I’m not a big fan of reproducibility projects. Shoddy papers shouldn’t be tolerated, but the truth is that sometimes rigorously done research isn’t reproducible — and when that happens, science gets interesting. It should go without saying that a peer-reviewed paper isn’t a guarantee of truth. If done properly, a paper is a record of a rigorous attempt to discover something about the world, no more, no less. What we believe about nature should reflect the accumulated evidence of many researchers and many papers, and that means the scientific literature should reflect our latest tentative, bleeding-edge thinking, even at the risk of being wrong. It’s counterproductive to hold up publication until some other lab reproduces your result, or to retract papers that don’t hold up, unless they had clear methodological flaws or artifacts that should have been caught in review.

Two recent articles capture what I think is the right attitude on reproducibility. First, as David Allison and his colleagues write, as a community of researchers, editors, and reviewers, we’re not doing as well as we should be when it comes to meeting high standards for best statistical and other methodological practices:

 In the course of assembling weekly lists of articles in our field, we began noticing more peer-reviewed articles containing what we call substantial or invalidating errors. These involve factual mistakes or veer substantially from clearly accepted procedures in ways that, if corrected, might alter a paper’s conclusions.

There is no excuse for this kind of sloppiness.

On the other hand, here is Columbia’s Stuart Firestein:

The failure to replicate a part or even the whole of an experiment is not sufficient for indictment of the initial inquiry or its researchers. Failure is part of science. Without failures there would be no great discoveries.

So yes, let’s clean up science by rooting out obvious “invalidating practices” that all too often plague papers in journals at all tiers. But let’s not be naive about how science works, and what the scientific literature is supposed to be. To paraphrase what  I wrote recently, if some of our studies don’t turn out to be wrong, than we’re not pushing hard enough at the boundaries of our knowledge.

GMO wild organisms: As if GMO crops weren’t controversial enough…

The big biotech controversy of last year was over the ethics of using CRISPR to edit human embryos – something which a team of Chinese scientists did last April. The possibility of designer babies led to a major scientific summit meeting, hosted by the National Academy of Sciences, during which the attendees concluded that “It would be irresponsible to proceed with any clinical use of germline editing” until safety concerns are allayed and society comes closer to an ethical consensus.
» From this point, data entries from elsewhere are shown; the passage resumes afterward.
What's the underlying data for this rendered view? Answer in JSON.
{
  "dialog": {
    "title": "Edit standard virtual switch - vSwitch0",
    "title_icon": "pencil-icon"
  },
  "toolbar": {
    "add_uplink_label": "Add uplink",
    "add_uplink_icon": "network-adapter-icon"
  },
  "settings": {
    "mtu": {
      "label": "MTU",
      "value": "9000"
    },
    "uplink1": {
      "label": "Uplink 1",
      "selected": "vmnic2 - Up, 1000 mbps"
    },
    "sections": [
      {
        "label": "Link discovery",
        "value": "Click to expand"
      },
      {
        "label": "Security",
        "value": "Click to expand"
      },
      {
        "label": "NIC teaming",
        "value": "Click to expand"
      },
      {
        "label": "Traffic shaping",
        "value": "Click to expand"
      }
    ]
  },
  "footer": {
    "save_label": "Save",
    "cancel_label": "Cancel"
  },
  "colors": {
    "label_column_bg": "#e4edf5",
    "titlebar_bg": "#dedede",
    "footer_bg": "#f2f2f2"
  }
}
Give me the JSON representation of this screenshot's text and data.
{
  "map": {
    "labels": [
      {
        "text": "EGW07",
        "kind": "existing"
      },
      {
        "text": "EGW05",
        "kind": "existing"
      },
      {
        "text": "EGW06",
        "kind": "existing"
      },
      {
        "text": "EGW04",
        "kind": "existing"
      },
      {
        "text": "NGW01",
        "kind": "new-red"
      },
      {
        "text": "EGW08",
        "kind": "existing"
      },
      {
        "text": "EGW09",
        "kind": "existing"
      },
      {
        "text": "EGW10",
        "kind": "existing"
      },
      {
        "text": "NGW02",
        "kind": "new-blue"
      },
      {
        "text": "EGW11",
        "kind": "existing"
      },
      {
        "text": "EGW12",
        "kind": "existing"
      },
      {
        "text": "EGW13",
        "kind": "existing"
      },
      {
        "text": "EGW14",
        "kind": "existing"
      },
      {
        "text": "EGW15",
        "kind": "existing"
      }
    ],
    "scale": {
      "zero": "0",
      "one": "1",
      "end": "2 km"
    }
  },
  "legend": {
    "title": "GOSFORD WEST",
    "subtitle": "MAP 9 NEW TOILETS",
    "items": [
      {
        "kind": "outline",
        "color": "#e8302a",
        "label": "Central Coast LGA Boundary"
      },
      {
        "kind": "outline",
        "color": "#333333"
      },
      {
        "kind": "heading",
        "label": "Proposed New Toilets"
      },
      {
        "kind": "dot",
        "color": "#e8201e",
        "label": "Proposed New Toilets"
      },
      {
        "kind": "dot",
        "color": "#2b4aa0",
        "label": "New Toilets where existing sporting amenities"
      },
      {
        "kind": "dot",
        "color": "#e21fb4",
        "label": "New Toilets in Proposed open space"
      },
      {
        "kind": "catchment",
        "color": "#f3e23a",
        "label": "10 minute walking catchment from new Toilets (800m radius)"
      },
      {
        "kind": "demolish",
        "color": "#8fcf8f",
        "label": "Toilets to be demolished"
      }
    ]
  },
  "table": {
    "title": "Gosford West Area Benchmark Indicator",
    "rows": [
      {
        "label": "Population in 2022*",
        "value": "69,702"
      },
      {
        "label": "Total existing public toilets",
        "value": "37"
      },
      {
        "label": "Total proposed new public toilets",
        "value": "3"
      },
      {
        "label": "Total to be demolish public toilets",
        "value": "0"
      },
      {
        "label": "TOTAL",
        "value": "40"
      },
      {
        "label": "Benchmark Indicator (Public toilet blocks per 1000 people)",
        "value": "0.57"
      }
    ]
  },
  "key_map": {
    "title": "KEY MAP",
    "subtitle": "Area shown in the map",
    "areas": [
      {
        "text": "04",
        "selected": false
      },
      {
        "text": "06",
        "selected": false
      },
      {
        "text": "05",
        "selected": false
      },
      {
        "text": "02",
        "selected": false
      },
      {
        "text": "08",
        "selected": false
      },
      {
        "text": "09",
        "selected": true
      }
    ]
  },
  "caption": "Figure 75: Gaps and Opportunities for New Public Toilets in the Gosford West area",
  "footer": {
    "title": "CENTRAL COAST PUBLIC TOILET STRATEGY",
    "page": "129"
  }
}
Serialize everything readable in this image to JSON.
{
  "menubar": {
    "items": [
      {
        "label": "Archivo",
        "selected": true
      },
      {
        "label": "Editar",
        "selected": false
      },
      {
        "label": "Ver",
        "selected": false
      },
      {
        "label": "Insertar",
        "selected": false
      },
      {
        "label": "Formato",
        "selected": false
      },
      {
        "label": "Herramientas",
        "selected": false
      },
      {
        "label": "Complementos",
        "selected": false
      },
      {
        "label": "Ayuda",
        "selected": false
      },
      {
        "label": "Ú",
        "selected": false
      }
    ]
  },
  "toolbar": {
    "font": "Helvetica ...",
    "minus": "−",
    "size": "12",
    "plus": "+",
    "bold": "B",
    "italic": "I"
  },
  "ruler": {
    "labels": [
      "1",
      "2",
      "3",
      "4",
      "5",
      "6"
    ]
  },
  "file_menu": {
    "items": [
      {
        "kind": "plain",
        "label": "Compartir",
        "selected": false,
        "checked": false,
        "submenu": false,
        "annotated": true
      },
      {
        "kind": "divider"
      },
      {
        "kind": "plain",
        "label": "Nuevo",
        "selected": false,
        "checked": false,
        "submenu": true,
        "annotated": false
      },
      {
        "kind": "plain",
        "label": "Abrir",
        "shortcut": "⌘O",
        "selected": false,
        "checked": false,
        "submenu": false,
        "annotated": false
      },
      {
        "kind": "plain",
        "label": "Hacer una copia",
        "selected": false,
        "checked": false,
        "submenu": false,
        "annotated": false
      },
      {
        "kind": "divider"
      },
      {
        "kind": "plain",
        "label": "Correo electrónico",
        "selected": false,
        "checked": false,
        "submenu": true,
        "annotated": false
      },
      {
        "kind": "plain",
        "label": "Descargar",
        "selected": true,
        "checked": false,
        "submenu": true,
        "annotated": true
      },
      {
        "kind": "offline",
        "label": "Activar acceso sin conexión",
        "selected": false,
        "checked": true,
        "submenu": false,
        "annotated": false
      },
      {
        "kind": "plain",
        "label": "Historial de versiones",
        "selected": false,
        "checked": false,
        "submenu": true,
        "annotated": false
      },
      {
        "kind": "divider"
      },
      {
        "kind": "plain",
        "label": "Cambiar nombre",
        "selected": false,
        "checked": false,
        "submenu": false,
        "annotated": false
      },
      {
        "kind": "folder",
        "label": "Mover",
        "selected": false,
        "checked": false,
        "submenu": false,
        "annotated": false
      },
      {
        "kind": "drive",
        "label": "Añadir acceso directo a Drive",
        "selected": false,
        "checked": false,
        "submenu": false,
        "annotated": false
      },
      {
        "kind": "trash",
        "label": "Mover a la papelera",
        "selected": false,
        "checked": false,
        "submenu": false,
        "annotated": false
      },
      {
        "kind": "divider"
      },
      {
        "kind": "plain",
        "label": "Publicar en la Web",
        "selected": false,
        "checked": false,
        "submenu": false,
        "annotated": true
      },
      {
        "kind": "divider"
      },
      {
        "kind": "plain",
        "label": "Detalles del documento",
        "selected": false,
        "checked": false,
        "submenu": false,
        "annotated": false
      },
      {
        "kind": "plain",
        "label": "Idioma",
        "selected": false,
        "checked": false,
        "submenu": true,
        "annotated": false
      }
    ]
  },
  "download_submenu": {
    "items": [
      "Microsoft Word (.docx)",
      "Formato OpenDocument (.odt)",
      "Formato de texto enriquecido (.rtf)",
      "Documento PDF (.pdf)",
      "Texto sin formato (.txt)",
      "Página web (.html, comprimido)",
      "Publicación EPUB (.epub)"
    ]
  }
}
While the world was fretting about edited embryos, scientists introduced an even more ethically fraught biotechnology: gene drives, a tool to genetically modify organisms in the wild. Gene drives have the potential to do a lot of good, by controlling disease vectors like malaria-bearing mosquitos. But if you thought GMO crops were controversial, just wait to see how people react to GMO wild organisms.

I cover the new CRISPR-based gene drive technologies in my latest Pacific Standard column. Here’s the tl;dr version: Gene drives can do a lot of good, but because they are simple to make, and because their consequences aren’t confined by political borders, we’re going to have a hell of a time ensuring they’re used responsibly.